Below is an example access.log entry detailing a request from someone with IP address 10.10.10.10 using Firefox version 68 on Windows 10. We also see that the HTTP status code was 200, which means there were no errors.
10.10.10.10 - - [23/Aug/2019:21:17:34 +0000] "GET /news/excitingstuff.html HTTP/1.1" 200 559 "http://192.168.100.1/mainpage.html" "Mozilla/5.0 (Windows NT 10.0; WOW64; rv:68.0) Gecko/20100101 Firefox/68.0"
Refer to Wikipedia for a complete list of HTTP status codes and a description of what they all mean.
The Apache docs call this the most important log file. Errors recorded here may be minor and not impact site performance. However, there can also be errors that are related to an issue impacting your site’s performance or even security.
The error.log file records are fairly verbose but human-readable. Here’s an example of an error.log entry that doesn’t necessarily imply a problem with the site, it tells us the version of OpenSSL the server is using:
[Wed Aug 21 00:17:03.468136 2019] [mpm_event:notice] [pid 2467:tid 3069632512] AH00012: Apache/2.4.18 (RedHat) OpenSSL/1.0.2g configured -- resuming normal operations
The specifics of your FTP/SFTP server logs will vary depending on the service running on the webserver hosting your WordPress site. OpenSSH is one of the more popular SFTP servers, and it logs to the auth.log log file, which can be found on many *nix operating systems.
This means from the Linux command line, the command grep 'sshd' /var/log/auth.log or similar can display SFTP information stored in the log. If you are an advanced user and want to set up logging of SFTP commands, check out this RedHat article.
Regardless of the FTP/SFTP server you use, the value of reviewing the logs is simple: properly configured FTP/SFTP logs enable you to see who accessed and modified what files. Not only does this enhance accountability, but it also enables security.
The location of firewall logs will vary significantly by the vendor. If you have your own VPS, a good first place to check is the /var/log/ directory. If you are not sure there the solution keeps logs, defer to the provider’s documentation. If you're using WebARX, just log in to your portal to see all the logs.
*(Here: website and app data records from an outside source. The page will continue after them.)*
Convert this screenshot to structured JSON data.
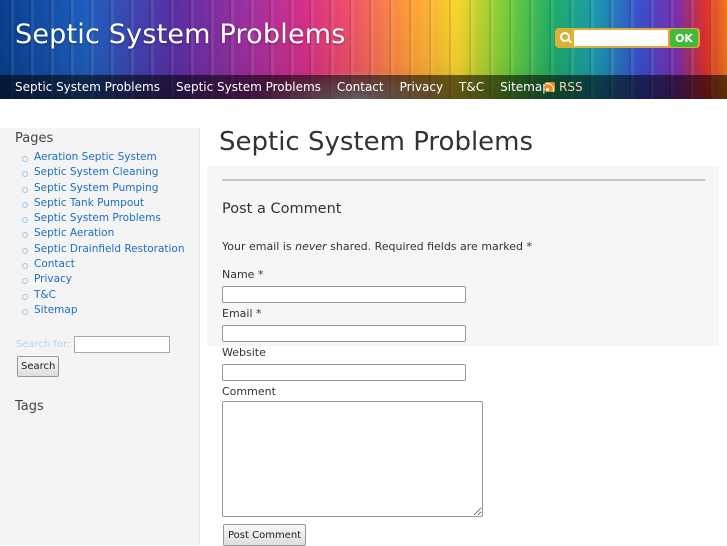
{
  "header": {
    "site_title": "Septic System Problems",
    "search_icon": "search-icon",
    "search_value": "",
    "ok_label": "OK"
  },
  "nav": {
    "items": [
      "Septic System Problems",
      "Septic System Problems",
      "Contact",
      "Privacy",
      "T&C",
      "Sitemap"
    ],
    "rss_label": "RSS",
    "rss_icon": "rss-icon"
  },
  "sidebar": {
    "pages_heading": "Pages",
    "pages": [
      "Aeration Septic System",
      "Septic System Cleaning",
      "Septic System Pumping",
      "Septic Tank Pumpout",
      "Septic System Problems",
      "Septic Aeration",
      "Septic Drainfield Restoration",
      "Contact",
      "Privacy",
      "T&C",
      "Sitemap"
    ],
    "search_label": "Search for:",
    "search_value": "",
    "search_button": "Search",
    "tags_heading": "Tags"
  },
  "main": {
    "title": "Septic System Problems",
    "comment_heading": "Post a Comment",
    "note_before": "Your email is ",
    "note_emphasis": "never",
    "note_after": " shared. Required fields are marked *",
    "name_label": "Name *",
    "email_label": "Email *",
    "website_label": "Website",
    "comment_label": "Comment",
    "post_button": "Post Comment"
  },
  "colors": {
    "link": "#1a6fc4",
    "ok_button": "#3fba3a",
    "nav_bg": "rgba(0,0,0,0.55)"
  }
}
The important part of firewall logs is they enable you to see what the firewall blocked and why. Generally, you’ll see verbiage including the word “block” or “blocked” along with a timestamp and IP address in firewall logs. This will often come along with information like a policy violation or reason for the block.
Logs are a valuable tool. As an administrator, you need to know what to look for to make them effective.
This means having a baseline understanding of what to expect, looking at the right logs for a given problem, and knowing how to parse for warning/error/critical messages and keywords (e.g. searching for a given username, web page, or HTTP code).
Let’s walk through a few simple examples to drive the points home.
There is no magic bullet to how you can use logs to identify malicious behavior or spot a hack attack. It all depends on the nature of the website and how your users work etc.
As an administrator of a WordPress website familiarizes yourself with what is running on your website, who logs in from where and when, who typically installs new plugins or updates them etc.
Only when you are familiar with your setup and with the norms of the website you can start spotting suspicious activity.
It is important to point out that you won’t find all the information you need in one log file when doing analysis.
Like a puzzle, you must use bits and pieces from different log files to paint a complete picture of what happened in a hack attack, or what caused a technical issue.
As we have seen, logs provide a wealth of information to WordPress administrators. However, you can only find what you need if you know what you are looking for.
Hence why it is of utmost important that you:
In this article we have provided you with a lot of information about logs, which coupled with your knowledge of your site, you should be able to get started and better manage and secure your website straight away.
Take some time to think about cybersecurity during the national cybersecurity awareness month and stay safe!